Shedd’s organic gardens brim with colorful native flowers and heirloom edibles. But did you know our horticulturists Julie Taylor and Charlotte Blome grow flowers, fruits and vegetables for many of the animals in our care? Produce from our vegetable gardens add important variety and enrichment to the regular food on the menus for our animals.
According to Jordan Lyznicki, senior aquarist in Amazon Rising, when it comes to early summer produce, leafy greens including lettuces and Swiss chard are a favorite of the turtles, pansies are a big hit with the tortoises, and strawberries are favored by the parrots.
Yellow-footed tortoise Omelette chows down on some pansies from Shedd's gardens.
While these foods are delicious straight out of the garden the way our animals eat them, we thought it would be fun to share a few ways our Shedd horticulture team enjoys preparing some of these foods at home with just a few basic ingredients and a little imagination.
Grilled lettuce salad
It turns out that romaine lettuce can take the heat and is wonderful grilled, then chopped and dressed with fresh lemon juice and olive oil (or whatever oil you have on hand). Leaving the leaves attached, rinse your lettuce, then simply brush oil on the outer leaves and grill until slightly wilted. A grill pan in your kitchen will work too. Chop and toss with lemon. Balsamic vinegar is a good alternative if you don’t have lemon on hand. Season to taste with salt and pepper.
Strawberries with brown sugar and Greek yogurt
Top and quarter your rinsed berries, then toss with a scant amount of brown sugar—just enough to draw out the juice. Let it all sit for up to an hour. Blend more brown sugar to taste with Greek or other plain yogurt (cream or even melted vanilla ice cream will work too). Drizzle on top and garnish with mint or edible flowers.
Dill ice cubes
A wonderful way to preserve all sorts of fresh garden herbs for later use is to fill ice trays with the hand-torn leaves, cover with water and freeze.

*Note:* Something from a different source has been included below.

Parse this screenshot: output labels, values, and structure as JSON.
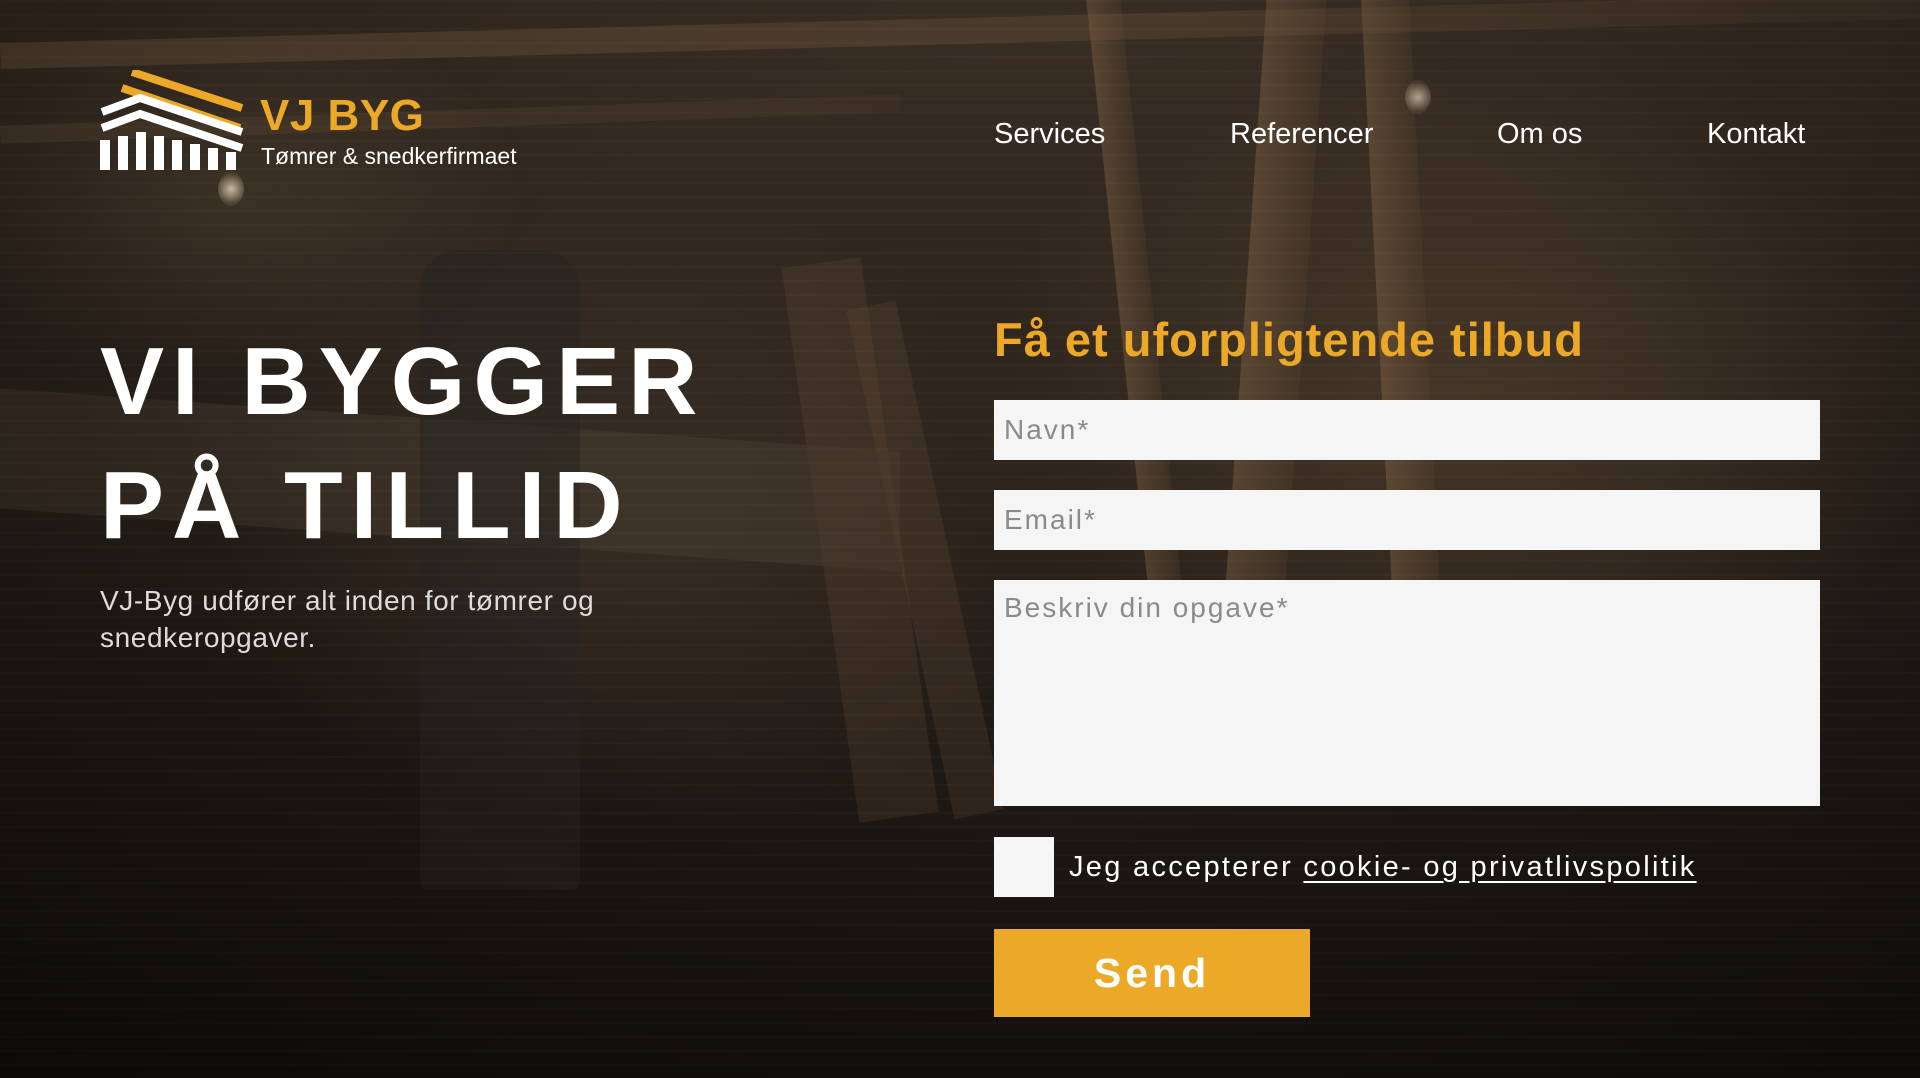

Use frozen dill in soups and pickles or try it in your lemonade for a refreshing twist—just in time for hot weather!
—Charlotte Blome, horticulture team